NEW YORK (Reuters) - Gold and silver prices rose for a third straight session on Tuesday after last week’s sell-off, boosted by intense fighting in Libya, uncertainty about debt-laden Greece and the rising cost of oil and grain.
Concerns over a European debt crisis after conflicting reports on a potential aid deal for Greece and similar problems elsewhere in the euro zone underpinned prices, as did gains in crude oil on concerns that U.S. flooding could hit refineries.
Precious metals rose amid sharply higher commodity prices across the board as the sector continued to recoup last week’s near-record losses. The price of silver still has more than doubled since August 2010, and gold is up 25 percent.
“From loose monetary policy to fiscal uncertainty and geopolitical unrest, those factors that have driven gold higher still exist,” said Mark Luschini, chief investment strategist at broker-dealer Janney Montgomery Scott, which manages $53 billion in client assets.
“Until you see some normalization of those things, gold is going to stay higher,” he said.
Spot gold gained 0.2 percent to $1,516.81 an ounce by 3:24 p.m. EDT. U.S. gold futures for June delivery settled up $13.70 at $1,516.90 an ounce, after trading in a range from $1,505.20 to $1,520.
Spot silver reversed initial losses to add 1.8 percent at $38.59 an ounce, after rallying 6 percent in the previous session, its biggest one-day rise in six months.
Silver, hit by a succession of margin increases that nearly doubled trading costs, had its biggest correction last week -- dropping 25 percent -- since prices collapsed in 1980.
“Having taken a bigger blow than gold did in the sell-off last week, silver actually looks appealing,” Luschini said.
The CBOE gold volatility index .GVX, a gauge of bullion investor anxiety, dropped more than 3 percent for its second consecutive fall and logged its largest two-day decline since late March.
Gold fell nearly 5 percent last week in its largest weekly slide in two years, caught in a storm of selling that battered the entire commodity complex.
The Reuters/Jefferies CRB index .CRB, a broad measure of commodity performance, rose more than 1 percent on Tuesday, headed for its biggest two-day gain since mid-March.
The dollar weakened against the euro after a report that Greece may receive aid totaling 60 billion euros as early as June, but the single currency pared gains after Greece denied the report.
Reflecting the discomfort among investors over Greek debt, gold priced in euros rose 0.1 percent to 1,055 euros an ounce, nearing four-month highs above 1,060 euros.
In the physical market, UBS said in a note that the brokerage’s physical gold sales on Monday were the second-highest so far this year.
Global ETF holdings of gold have fallen to this year’s lowest level, reflecting some of the investor push out of commodities in the last couple of weeks. <GOL/ETF>
However, iShares Silver Trust, the world’s largest silver ETF, said its holdings gained 3 percent as of Monday after a recent decline.
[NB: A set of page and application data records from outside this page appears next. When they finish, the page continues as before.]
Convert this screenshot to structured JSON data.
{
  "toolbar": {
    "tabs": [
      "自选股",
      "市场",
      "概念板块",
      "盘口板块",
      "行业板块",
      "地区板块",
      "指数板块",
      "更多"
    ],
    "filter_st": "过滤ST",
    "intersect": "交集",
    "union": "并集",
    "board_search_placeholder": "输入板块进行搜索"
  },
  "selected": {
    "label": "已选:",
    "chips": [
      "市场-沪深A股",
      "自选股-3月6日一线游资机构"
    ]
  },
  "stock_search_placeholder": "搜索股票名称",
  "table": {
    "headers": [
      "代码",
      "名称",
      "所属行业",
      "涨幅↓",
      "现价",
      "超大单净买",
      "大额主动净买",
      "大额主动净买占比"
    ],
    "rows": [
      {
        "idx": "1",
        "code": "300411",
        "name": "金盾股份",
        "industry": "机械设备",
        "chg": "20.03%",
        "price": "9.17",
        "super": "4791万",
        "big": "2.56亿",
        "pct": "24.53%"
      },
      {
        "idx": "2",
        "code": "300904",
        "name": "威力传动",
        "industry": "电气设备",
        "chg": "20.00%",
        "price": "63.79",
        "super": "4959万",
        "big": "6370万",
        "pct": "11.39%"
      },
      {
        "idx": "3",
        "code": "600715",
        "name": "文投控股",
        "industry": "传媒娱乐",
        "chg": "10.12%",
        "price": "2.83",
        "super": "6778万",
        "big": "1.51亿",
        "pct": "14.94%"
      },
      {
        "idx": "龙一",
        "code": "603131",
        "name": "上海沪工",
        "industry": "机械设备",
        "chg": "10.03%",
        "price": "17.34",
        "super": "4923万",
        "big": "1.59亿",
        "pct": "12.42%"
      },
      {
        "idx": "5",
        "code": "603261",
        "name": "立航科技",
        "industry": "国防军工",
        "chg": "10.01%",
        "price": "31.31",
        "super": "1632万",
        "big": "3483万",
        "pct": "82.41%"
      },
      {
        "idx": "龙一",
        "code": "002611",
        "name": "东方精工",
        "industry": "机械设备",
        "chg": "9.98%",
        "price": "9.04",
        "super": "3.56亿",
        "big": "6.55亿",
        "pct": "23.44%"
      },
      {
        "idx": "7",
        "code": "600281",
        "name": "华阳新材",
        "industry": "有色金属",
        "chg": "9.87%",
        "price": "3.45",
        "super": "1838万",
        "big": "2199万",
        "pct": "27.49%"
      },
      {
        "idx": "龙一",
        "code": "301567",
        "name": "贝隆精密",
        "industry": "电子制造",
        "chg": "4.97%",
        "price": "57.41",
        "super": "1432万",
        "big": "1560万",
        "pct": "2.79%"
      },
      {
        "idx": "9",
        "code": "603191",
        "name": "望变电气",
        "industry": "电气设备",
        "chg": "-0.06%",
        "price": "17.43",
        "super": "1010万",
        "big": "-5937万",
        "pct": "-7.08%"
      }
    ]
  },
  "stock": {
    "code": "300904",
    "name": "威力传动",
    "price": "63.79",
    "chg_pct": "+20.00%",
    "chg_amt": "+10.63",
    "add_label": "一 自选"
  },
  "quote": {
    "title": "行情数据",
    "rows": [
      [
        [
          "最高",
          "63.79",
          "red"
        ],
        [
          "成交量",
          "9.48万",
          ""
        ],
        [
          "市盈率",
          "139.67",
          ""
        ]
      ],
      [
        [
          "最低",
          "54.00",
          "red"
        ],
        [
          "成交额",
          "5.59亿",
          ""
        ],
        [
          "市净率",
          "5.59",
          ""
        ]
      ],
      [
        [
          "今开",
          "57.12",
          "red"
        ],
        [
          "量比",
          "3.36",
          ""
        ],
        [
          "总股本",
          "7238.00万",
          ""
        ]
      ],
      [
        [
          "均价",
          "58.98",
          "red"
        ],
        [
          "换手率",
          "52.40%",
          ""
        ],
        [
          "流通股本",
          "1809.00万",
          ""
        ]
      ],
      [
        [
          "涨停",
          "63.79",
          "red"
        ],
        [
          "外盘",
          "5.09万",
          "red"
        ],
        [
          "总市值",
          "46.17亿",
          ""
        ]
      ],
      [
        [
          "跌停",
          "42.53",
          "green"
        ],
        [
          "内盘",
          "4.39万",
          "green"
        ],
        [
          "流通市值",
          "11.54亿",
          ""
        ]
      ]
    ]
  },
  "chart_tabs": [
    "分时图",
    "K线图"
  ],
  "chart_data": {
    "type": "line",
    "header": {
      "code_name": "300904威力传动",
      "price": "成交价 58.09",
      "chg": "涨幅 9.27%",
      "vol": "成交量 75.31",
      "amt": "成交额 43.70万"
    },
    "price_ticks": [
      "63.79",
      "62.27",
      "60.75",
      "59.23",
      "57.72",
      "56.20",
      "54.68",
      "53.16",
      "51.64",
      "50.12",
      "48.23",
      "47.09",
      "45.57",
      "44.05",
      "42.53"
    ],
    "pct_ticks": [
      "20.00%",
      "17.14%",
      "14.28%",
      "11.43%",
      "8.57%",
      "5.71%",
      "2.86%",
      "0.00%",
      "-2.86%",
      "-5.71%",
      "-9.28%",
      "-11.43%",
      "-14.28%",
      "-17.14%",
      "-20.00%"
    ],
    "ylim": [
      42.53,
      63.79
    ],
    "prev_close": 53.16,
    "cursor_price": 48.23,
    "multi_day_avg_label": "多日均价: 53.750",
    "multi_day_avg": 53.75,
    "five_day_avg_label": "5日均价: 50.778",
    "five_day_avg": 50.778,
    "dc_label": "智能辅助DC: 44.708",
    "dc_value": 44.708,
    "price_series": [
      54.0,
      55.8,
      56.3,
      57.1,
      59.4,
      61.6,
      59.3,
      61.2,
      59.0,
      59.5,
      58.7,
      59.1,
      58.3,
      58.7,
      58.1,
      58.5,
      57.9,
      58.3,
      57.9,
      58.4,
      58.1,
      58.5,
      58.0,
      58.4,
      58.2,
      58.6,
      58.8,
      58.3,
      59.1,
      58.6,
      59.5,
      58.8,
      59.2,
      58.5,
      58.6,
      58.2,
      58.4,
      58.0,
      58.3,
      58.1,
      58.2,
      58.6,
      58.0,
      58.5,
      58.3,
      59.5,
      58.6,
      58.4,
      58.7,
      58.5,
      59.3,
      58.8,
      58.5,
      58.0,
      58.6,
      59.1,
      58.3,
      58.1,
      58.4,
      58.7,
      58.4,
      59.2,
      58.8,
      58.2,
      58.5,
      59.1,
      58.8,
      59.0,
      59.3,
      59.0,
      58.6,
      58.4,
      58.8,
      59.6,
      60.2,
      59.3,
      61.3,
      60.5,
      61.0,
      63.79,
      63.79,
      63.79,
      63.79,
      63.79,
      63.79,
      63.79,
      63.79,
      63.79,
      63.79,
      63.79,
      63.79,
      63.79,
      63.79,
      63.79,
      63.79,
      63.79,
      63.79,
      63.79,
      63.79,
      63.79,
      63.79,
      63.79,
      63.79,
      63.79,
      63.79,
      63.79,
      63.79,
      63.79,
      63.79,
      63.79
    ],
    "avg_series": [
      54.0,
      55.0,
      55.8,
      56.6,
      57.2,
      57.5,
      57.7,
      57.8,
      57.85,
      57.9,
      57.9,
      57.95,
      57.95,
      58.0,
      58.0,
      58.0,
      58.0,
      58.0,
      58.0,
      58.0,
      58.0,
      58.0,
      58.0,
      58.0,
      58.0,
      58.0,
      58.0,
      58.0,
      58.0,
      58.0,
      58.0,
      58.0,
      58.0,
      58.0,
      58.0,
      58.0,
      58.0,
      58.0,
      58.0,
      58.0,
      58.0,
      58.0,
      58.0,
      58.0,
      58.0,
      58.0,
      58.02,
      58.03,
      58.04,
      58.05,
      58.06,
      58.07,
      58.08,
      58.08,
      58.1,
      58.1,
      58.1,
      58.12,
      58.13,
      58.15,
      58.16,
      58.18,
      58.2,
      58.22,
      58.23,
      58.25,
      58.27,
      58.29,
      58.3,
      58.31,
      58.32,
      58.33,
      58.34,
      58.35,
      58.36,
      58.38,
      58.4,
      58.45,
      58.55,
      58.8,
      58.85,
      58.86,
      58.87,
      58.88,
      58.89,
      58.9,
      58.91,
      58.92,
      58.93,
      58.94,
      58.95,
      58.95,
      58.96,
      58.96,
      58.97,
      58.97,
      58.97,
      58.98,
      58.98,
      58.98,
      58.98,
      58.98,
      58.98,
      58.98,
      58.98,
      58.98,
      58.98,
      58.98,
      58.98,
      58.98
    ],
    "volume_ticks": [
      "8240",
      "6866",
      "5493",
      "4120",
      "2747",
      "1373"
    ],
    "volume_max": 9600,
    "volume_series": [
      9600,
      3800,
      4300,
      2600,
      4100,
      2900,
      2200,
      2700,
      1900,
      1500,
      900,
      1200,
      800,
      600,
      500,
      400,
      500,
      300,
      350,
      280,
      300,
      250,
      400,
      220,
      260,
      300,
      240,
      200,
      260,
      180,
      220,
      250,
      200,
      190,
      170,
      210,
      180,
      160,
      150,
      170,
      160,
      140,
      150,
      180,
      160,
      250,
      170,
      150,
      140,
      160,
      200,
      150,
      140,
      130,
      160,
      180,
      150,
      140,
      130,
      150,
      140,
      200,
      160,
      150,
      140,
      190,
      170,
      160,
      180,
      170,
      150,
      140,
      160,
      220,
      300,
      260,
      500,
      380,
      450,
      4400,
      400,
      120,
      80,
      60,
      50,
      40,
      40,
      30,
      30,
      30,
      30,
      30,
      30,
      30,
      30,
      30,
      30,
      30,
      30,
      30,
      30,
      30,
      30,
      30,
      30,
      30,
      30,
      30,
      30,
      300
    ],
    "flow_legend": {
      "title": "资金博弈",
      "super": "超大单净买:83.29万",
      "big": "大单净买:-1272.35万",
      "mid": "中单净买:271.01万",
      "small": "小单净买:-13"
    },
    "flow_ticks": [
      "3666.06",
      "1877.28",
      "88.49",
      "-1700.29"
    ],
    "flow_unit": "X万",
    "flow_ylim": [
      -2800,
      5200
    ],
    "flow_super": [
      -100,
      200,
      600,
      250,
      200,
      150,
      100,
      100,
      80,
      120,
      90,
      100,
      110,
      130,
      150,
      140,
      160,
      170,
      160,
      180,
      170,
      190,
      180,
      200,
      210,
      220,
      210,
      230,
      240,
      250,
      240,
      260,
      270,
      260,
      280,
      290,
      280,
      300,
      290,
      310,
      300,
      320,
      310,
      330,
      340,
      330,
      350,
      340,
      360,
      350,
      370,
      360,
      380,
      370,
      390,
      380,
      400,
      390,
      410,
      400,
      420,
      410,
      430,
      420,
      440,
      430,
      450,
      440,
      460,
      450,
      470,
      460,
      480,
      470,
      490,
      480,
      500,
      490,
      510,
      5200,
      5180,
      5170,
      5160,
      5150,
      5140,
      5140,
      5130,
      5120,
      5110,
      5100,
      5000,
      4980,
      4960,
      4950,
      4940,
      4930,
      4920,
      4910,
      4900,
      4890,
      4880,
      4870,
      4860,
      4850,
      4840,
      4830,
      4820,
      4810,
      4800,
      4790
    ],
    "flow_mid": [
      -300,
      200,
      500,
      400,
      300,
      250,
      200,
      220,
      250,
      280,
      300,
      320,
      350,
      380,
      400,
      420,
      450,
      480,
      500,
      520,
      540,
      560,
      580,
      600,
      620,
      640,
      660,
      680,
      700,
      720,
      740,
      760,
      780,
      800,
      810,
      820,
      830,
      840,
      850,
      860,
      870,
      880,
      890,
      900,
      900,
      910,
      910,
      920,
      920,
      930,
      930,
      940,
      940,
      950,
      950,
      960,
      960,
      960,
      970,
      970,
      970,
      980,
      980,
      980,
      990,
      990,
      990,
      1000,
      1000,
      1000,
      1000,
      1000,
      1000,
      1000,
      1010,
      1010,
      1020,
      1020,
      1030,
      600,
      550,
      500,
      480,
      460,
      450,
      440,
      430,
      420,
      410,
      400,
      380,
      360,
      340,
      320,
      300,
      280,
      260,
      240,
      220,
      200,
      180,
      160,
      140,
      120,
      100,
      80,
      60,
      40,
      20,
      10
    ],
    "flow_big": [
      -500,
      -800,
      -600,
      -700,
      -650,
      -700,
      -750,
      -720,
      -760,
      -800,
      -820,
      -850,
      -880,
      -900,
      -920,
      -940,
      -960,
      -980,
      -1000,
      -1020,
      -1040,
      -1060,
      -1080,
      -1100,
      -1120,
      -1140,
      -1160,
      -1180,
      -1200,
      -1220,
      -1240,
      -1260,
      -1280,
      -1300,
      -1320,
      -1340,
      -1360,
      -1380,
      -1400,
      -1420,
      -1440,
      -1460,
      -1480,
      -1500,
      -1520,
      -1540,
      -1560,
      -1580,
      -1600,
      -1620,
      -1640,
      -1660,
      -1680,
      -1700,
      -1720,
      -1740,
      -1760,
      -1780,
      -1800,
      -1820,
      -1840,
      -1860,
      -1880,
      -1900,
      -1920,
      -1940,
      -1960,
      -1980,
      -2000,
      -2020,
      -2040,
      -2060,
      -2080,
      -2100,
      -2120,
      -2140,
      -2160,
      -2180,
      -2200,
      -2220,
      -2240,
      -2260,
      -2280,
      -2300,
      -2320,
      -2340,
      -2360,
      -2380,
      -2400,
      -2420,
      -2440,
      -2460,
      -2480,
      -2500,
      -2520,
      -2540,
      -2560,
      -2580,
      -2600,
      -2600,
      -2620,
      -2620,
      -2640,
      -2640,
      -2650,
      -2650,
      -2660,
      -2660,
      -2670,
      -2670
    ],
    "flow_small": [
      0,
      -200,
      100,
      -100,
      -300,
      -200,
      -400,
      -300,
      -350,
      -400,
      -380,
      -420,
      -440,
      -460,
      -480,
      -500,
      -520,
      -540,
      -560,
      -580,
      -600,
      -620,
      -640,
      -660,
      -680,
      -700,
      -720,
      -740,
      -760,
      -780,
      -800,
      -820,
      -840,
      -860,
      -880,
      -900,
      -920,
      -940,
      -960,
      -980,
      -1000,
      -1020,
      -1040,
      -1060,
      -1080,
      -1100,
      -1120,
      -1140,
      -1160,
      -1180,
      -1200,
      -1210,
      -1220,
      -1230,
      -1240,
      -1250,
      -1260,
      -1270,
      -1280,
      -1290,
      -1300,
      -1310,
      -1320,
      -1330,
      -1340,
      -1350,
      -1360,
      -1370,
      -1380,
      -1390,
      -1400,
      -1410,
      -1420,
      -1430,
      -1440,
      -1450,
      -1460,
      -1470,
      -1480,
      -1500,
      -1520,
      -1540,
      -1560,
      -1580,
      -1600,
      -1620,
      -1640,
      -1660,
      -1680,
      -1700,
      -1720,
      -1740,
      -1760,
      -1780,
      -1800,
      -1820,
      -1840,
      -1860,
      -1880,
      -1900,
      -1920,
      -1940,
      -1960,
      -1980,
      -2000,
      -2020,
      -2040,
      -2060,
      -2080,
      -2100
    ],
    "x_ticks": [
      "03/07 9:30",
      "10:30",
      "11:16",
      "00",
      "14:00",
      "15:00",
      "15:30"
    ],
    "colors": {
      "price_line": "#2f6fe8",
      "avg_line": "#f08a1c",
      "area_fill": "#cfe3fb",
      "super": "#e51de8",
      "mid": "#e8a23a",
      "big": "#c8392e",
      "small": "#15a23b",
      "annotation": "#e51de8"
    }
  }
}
Chinese trade data indicating a healthy global economy lifted crude oil and copper to a second day of gains on a continued broad recovery in commodities. <COM/WRAP>
Oil prices rose in a volatile session, supported by concerns that flooding could hit the U.S. Gulf Coast refining hub and after data showed strong Chinese crude imports for April. Supply worries amid weather concerns boosted grains markets to a third consecutive daily gain. <O/R> <GRA/>
“The worst thing that could happen in terms of the prices of commodities is oil going straight up to $150 a barrel,” said James Rife, an assistant portfolio manager at Haber Trilix Advisors, which manages $2 billion in assets.
“Then you get demand destruction, and the world economy slowing down and potentially into recession again,” he said.
Rife said last week’s correction was better for long-term demand for crude and commodities.
Platinum group metals benefited after General Motors Co (GM.N) said it would invest about $2 billion in 17 U.S. plants.
Platinum climbed 0.4 percent to $1,795.99 an ounce, while palladium rose 0.7 percent to $730.72 an ounce.
Additional reporting by Amanda Cooper and Jan Harvey in London; Editing by Dale Hudson, Alison Birrane and Sofina Mirza-Reid